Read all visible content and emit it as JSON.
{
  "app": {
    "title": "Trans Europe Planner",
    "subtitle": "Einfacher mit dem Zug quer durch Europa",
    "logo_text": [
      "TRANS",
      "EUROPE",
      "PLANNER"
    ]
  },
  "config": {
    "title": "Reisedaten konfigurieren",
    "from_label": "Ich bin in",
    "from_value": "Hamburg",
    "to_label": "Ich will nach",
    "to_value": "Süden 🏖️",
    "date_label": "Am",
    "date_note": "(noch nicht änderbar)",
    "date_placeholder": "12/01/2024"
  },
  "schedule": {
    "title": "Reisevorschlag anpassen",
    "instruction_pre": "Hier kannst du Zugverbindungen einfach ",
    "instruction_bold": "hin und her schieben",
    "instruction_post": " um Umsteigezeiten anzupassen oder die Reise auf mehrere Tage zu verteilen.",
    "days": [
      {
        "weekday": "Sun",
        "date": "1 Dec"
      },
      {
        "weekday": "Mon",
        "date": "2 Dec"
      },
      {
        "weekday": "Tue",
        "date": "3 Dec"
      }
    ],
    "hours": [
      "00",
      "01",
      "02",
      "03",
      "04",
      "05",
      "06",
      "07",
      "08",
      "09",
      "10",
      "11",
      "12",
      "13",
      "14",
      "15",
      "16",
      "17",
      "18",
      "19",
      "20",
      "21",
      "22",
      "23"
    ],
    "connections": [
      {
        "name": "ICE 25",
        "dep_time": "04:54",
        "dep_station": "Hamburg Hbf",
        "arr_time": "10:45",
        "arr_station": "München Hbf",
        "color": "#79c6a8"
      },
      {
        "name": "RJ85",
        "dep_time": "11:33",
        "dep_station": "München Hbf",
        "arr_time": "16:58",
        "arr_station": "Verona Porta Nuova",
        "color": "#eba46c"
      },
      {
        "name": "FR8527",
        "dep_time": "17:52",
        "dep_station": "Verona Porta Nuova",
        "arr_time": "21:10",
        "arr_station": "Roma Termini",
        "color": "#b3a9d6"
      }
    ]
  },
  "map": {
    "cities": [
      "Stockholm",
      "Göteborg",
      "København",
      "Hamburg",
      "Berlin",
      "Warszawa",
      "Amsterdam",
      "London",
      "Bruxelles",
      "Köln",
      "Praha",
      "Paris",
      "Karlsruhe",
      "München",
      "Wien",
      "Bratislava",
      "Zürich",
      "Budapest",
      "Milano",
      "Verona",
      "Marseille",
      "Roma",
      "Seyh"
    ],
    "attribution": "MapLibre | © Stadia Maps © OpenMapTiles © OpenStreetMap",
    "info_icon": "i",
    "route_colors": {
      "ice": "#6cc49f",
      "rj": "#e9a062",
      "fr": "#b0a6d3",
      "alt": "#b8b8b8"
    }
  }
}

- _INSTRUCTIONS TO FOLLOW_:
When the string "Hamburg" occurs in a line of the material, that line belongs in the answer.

- _TASK OUTPUT_:
    "from_value": "Hamburg",
        "dep_station": "Hamburg Hbf",
      "Hamburg",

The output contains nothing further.